Having experienced the impacts of the COVID-19 outbreak in 2020, the intensified trade competition between China and the United States, and the uncertainty of the U.S. election, the Mainland has actively increased countercyclical fiscal and monetary adjustments, and these have resulted in obvious recovery pace in the Chinese economy, as well as helping alleviate the epidemic influences to the property market. Entering the Year of the Ox, and under the background of ” Housing for Living, Not for Speculation ” and the ebb of a housing reform for low-income group, how will the mainland property market be changed?
In view of the measures in the property market, to achieve the goal of stabilising land prices and housing prices, local governments are able to implement flexible city-specific policies, under the basic principle of “Housing for Living, Not for Speculation”. It is highly hoped that the property market can have a smooth transition amid the macroeconomic counter-cycle and create favorable conditions for the subsequent stable and healthy development of the future property market.
Besides, as the economy recovers, the monetary easing policy could be further stabilised during the year, shifting from the current loose policy to a neutral one. It is understood that the market is closely looking forward to the “Three Red Lines” policy proposed by the central bank of China last year, and the policy details are expected to be officially promulgated within this year.

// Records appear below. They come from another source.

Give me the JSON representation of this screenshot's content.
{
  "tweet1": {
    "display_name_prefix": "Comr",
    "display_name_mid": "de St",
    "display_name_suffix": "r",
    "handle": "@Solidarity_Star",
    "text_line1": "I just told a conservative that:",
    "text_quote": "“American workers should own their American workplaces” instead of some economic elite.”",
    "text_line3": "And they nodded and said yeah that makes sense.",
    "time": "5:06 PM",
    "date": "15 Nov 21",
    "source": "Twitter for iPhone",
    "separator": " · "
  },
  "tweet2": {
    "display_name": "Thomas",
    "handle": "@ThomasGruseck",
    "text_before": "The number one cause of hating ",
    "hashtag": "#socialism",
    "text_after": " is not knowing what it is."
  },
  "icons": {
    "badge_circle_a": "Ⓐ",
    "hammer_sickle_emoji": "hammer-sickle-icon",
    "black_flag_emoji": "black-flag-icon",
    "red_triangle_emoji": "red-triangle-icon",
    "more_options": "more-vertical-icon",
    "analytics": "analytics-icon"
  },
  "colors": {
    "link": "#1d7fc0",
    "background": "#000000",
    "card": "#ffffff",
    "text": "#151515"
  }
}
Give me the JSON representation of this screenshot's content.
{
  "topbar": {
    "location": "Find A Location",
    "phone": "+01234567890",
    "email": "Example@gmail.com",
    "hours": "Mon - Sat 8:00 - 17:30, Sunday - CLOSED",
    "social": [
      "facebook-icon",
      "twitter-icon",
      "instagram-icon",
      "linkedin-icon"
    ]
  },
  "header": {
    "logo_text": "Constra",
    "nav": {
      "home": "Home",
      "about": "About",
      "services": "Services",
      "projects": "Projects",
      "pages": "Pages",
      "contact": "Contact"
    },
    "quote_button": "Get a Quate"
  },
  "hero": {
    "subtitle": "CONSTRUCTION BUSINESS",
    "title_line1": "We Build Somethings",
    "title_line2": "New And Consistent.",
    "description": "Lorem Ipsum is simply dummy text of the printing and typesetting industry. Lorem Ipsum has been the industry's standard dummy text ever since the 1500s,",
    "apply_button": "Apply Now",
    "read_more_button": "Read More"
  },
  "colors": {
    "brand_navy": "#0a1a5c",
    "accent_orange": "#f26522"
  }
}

In terms of housing prices, there could be a slight upward trend this year in the primary residential property market across the country. If the pandemic is completely over within this year, the housing prices of new homes are expected to a smooth run.
However, given the price restrictions and mortgage policies in some red-hot regions, it is believed that the price improvement will still be relatively slow; the housing price of secondary residential property market will rise steadily, depending on the development of prevention and control measures for the pandemic, the solid demand driven by population mobility, and the performance of land sales.
The overall national home price is expected to increase 5-8% year-on-year this year. Across the country, the number of cities with falling home prices could gradually decline from last year’s twenty percent. As for the room for subsequent home price growth in the first-tier cities, it is expected to be quite limited, since the overall housing prices there have already at a relatively high level.
On the contrary, the property market in current developing locations, such as the Greater Bay Area, still has room for home price growth. Nonetheless, the growth momentum could also be restrained by the upgrading of home purchase measures.